**Your objective:** The records below are to be retyped in full, without any alteration.

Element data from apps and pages
○ ○ ○ ○ ○ ○ ○
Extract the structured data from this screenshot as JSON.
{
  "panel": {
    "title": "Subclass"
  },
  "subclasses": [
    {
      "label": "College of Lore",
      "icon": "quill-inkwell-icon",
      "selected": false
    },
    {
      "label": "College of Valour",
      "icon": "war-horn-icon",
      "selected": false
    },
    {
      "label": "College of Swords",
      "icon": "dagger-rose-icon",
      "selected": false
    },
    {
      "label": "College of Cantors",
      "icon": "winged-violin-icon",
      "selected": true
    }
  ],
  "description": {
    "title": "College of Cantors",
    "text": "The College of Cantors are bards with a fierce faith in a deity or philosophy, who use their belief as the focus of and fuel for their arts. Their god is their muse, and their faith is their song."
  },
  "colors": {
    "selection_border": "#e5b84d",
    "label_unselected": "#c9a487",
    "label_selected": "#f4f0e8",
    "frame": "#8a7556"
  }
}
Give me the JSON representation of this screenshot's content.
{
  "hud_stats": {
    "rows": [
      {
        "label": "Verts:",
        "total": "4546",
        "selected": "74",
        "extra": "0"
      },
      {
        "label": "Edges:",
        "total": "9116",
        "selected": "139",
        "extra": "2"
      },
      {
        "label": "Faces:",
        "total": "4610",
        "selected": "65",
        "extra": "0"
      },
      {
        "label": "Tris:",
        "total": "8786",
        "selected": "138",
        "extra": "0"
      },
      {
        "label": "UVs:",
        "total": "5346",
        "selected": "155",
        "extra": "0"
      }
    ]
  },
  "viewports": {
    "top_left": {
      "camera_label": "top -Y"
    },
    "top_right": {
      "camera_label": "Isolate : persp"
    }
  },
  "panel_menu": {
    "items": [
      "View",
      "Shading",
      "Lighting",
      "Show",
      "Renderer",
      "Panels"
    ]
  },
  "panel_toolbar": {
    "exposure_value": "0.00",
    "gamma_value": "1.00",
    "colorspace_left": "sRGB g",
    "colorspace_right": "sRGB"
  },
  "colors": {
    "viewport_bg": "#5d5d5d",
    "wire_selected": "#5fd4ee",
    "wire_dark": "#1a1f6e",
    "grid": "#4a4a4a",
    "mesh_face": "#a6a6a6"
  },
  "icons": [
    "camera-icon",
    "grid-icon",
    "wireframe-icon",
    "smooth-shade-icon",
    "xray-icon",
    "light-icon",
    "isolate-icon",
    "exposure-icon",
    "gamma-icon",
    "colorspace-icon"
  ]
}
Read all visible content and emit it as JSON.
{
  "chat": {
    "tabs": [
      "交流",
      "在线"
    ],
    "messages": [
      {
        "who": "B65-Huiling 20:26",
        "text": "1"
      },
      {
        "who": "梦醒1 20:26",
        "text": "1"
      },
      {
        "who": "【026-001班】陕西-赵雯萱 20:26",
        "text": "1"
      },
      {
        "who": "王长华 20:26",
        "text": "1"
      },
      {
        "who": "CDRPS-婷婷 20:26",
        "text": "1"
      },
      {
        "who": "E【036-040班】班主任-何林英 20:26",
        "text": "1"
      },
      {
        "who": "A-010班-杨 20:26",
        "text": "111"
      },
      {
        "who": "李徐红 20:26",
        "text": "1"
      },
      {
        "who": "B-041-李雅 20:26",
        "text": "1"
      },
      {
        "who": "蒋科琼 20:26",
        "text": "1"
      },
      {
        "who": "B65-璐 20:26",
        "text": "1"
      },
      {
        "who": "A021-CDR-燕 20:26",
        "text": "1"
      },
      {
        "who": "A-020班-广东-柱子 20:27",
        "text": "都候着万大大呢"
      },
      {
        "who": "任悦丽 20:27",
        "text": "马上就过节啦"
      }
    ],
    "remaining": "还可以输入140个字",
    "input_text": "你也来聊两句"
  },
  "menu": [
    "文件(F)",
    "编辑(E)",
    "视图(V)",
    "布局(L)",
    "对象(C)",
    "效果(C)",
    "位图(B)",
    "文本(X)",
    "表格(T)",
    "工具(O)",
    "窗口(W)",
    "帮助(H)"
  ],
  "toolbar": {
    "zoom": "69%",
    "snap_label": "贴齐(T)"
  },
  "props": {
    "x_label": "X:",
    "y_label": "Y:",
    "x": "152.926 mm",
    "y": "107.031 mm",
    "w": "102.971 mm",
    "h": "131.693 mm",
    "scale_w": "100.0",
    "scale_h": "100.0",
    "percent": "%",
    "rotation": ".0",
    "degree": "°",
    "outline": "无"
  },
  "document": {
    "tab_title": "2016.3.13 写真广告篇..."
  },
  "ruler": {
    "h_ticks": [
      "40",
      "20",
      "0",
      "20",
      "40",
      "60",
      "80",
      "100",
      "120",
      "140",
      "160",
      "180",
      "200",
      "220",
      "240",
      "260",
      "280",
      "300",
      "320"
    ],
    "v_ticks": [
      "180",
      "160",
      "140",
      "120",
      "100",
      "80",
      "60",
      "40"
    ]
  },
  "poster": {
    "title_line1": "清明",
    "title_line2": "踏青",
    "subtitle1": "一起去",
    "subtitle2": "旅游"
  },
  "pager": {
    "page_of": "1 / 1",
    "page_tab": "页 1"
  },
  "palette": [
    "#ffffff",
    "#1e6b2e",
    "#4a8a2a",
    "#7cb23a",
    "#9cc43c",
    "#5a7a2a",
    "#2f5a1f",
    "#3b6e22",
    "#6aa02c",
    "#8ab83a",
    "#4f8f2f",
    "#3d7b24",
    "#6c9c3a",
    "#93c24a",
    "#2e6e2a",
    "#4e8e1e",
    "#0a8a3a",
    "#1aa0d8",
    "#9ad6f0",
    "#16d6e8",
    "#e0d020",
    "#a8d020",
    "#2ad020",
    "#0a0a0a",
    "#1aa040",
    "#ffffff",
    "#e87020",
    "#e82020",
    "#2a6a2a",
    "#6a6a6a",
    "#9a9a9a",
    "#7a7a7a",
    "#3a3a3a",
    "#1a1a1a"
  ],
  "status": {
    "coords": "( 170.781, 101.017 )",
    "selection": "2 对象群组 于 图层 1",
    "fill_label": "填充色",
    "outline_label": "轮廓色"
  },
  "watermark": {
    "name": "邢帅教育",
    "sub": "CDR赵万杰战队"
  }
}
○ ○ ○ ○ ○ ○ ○
**Exercise response:**
Extract the structured data from this screenshot as JSON.
{
  "panel": {
    "title": "Subclass"
  },
  "subclasses": [
    {
      "label": "College of Lore",
      "icon": "quill-inkwell-icon",
      "selected": false
    },
    {
      "label": "College of Valour",
      "icon": "war-horn-icon",
      "selected": false
    },
    {
      "label": "College of Swords",
      "icon": "dagger-rose-icon",
      "selected": false
    },
    {
      "label": "College of Cantors",
      "icon": "winged-violin-icon",
      "selected": true
    }
  ],
  "description": {
    "title": "College of Cantors",
    "text": "The College of Cantors are bards with a fierce faith in a deity or philosophy, who use their belief as the focus of and fuel for their arts. Their god is their muse, and their faith is their song."
  },
  "colors": {
    "selection_border": "#e5b84d",
    "label_unselected": "#c9a487",
    "label_selected": "#f4f0e8",
    "frame": "#8a7556"
  }
}
Give me the JSON representation of this screenshot's content.
{
  "hud_stats": {
    "rows": [
      {
        "label": "Verts:",
        "total": "4546",
        "selected": "74",
        "extra": "0"
      },
      {
        "label": "Edges:",
        "total": "9116",
        "selected": "139",
        "extra": "2"
      },
      {
        "label": "Faces:",
        "total": "4610",
        "selected": "65",
        "extra": "0"
      },
      {
        "label": "Tris:",
        "total": "8786",
        "selected": "138",
        "extra": "0"
      },
      {
        "label": "UVs:",
        "total": "5346",
        "selected": "155",
        "extra": "0"
      }
    ]
  },
  "viewports": {
    "top_left": {
      "camera_label": "top -Y"
    },
    "top_right": {
      "camera_label": "Isolate : persp"
    }
  },
  "panel_menu": {
    "items": [
      "View",
      "Shading",
      "Lighting",
      "Show",
      "Renderer",
      "Panels"
    ]
  },
  "panel_toolbar": {
    "exposure_value": "0.00",
    "gamma_value": "1.00",
    "colorspace_left": "sRGB g",
    "colorspace_right": "sRGB"
  },
  "colors": {
    "viewport_bg": "#5d5d5d",
    "wire_selected": "#5fd4ee",
    "wire_dark": "#1a1f6e",
    "grid": "#4a4a4a",
    "mesh_face": "#a6a6a6"
  },
  "icons": [
    "camera-icon",
    "grid-icon",
    "wireframe-icon",
    "smooth-shade-icon",
    "xray-icon",
    "light-icon",
    "isolate-icon",
    "exposure-icon",
    "gamma-icon",
    "colorspace-icon"
  ]
}
Read all visible content and emit it as JSON.
{
  "chat": {
    "tabs": [
      "交流",
      "在线"
    ],
    "messages": [
      {
        "who": "B65-Huiling 20:26",
        "text": "1"
      },
      {
        "who": "梦醒1 20:26",
        "text": "1"
      },
      {
        "who": "【026-001班】陕西-赵雯萱 20:26",
        "text": "1"
      },
      {
        "who": "王长华 20:26",
        "text": "1"
      },
      {
        "who": "CDRPS-婷婷 20:26",
        "text": "1"
      },
      {
        "who": "E【036-040班】班主任-何林英 20:26",
        "text": "1"
      },
      {
        "who": "A-010班-杨 20:26",
        "text": "111"
      },
      {
        "who": "李徐红 20:26",
        "text": "1"
      },
      {
        "who": "B-041-李雅 20:26",
        "text": "1"
      },
      {
        "who": "蒋科琼 20:26",
        "text": "1"
      },
      {
        "who": "B65-璐 20:26",
        "text": "1"
      },
      {
        "who": "A021-CDR-燕 20:26",
        "text": "1"
      },
      {
        "who": "A-020班-广东-柱子 20:27",
        "text": "都候着万大大呢"
      },
      {
        "who": "任悦丽 20:27",
        "text": "马上就过节啦"
      }
    ],
    "remaining": "还可以输入140个字",
    "input_text": "你也来聊两句"
  },
  "menu": [
    "文件(F)",
    "编辑(E)",
    "视图(V)",
    "布局(L)",
    "对象(C)",
    "效果(C)",
    "位图(B)",
    "文本(X)",
    "表格(T)",
    "工具(O)",
    "窗口(W)",
    "帮助(H)"
  ],
  "toolbar": {
    "zoom": "69%",
    "snap_label": "贴齐(T)"
  },
  "props": {
    "x_label": "X:",
    "y_label": "Y:",
    "x": "152.926 mm",
    "y": "107.031 mm",
    "w": "102.971 mm",
    "h": "131.693 mm",
    "scale_w": "100.0",
    "scale_h": "100.0",
    "percent": "%",
    "rotation": ".0",
    "degree": "°",
    "outline": "无"
  },
  "document": {
    "tab_title": "2016.3.13 写真广告篇..."
  },
  "ruler": {
    "h_ticks": [
      "40",
      "20",
      "0",
      "20",
      "40",
      "60",
      "80",
      "100",
      "120",
      "140",
      "160",
      "180",
      "200",
      "220",
      "240",
      "260",
      "280",
      "300",
      "320"
    ],
    "v_ticks": [
      "180",
      "160",
      "140",
      "120",
      "100",
      "80",
      "60",
      "40"
    ]
  },
  "poster": {
    "title_line1": "清明",
    "title_line2": "踏青",
    "subtitle1": "一起去",
    "subtitle2": "旅游"
  },
  "pager": {
    "page_of": "1 / 1",
    "page_tab": "页 1"
  },
  "palette": [
    "#ffffff",
    "#1e6b2e",
    "#4a8a2a",
    "#7cb23a",
    "#9cc43c",
    "#5a7a2a",
    "#2f5a1f",
    "#3b6e22",
    "#6aa02c",
    "#8ab83a",
    "#4f8f2f",
    "#3d7b24",
    "#6c9c3a",
    "#93c24a",
    "#2e6e2a",
    "#4e8e1e",
    "#0a8a3a",
    "#1aa0d8",
    "#9ad6f0",
    "#16d6e8",
    "#e0d020",
    "#a8d020",
    "#2ad020",
    "#0a0a0a",
    "#1aa040",
    "#ffffff",
    "#e87020",
    "#e82020",
    "#2a6a2a",
    "#6a6a6a",
    "#9a9a9a",
    "#7a7a7a",
    "#3a3a3a",
    "#1a1a1a"
  ],
  "status": {
    "coords": "( 170.781, 101.017 )",
    "selection": "2 对象群组 于 图层 1",
    "fill_label": "填充色",
    "outline_label": "轮廓色"
  },
  "watermark": {
    "name": "邢帅教育",
    "sub": "CDR赵万杰战队"
  }
}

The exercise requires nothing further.